Skinner was kind enough to send me the catalogue for their upcoming November 3 & 4 sale of American Furniture & Decorative Arts.
Glancing through it last night, I was simply astonished at the sight of Lot 590.
These unique artworks were apparently created in the late 19th century by a deaf-mute, Andrew Clemens (1852-1894), who sold them as his sole means of support. The colored sands were naturally-occurring, and were collected by the artist in the Pictured Rocks, a mile south of McGregor, Iowa.
Richard J. Langel of the Iowa Geological Survey writes:
To create his sand paintings, Clemens used only a few tools: brushes made from hickory sticks, a curved fish hook stick, and a tiny tin scoop to hold sand. His sand paintings ranged from original designs to reproductions of images from photographs.

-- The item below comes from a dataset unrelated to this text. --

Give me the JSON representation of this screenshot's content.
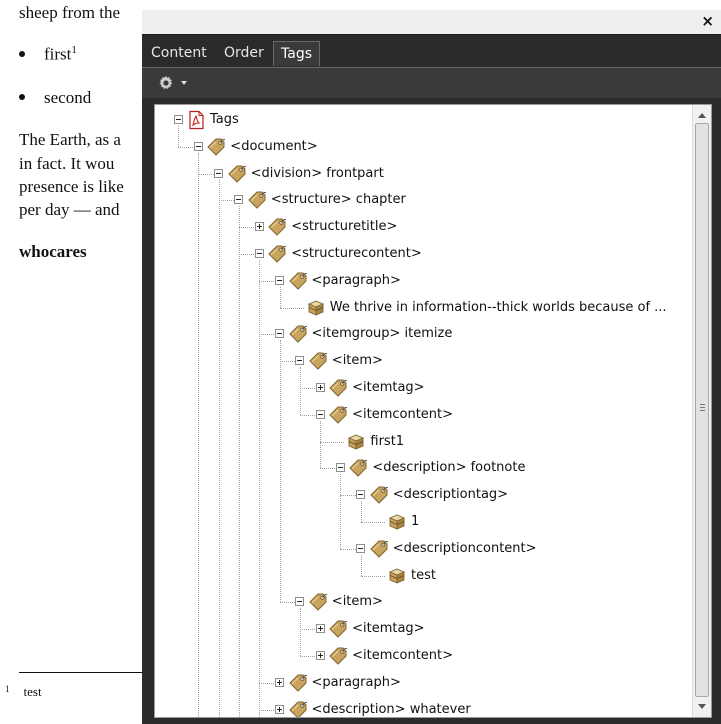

Because the majority of the bottles that Clemens used were round-top drug jars, he painted his designs upside down. Clemens inserted the sand using the fish hook stick. The brushes were used to keep the picture straight. No glue was used in the process; the sand was only held in place by pressure from other sand grains. Once a design was completed and the bottle was full, the bottle was sealed with a stopper.
Clemens originally sold his sand paintings in the McGregor grocery store. A small bottle sold for $1; a larger personalized bottle sold for $6-$8. The popularity of his sand paintings increased as travelers and steamboat agents purchased the bottles as souvenirs. Eventually, orders for his bottles became worldwide.
Clemens’ sandbottles are avidly collected as folk art, and now sell for thousands of dollars.
McGregor Sand Artist by Marian Carroll Rischmueller
Cowan’s – Painter Without a Brush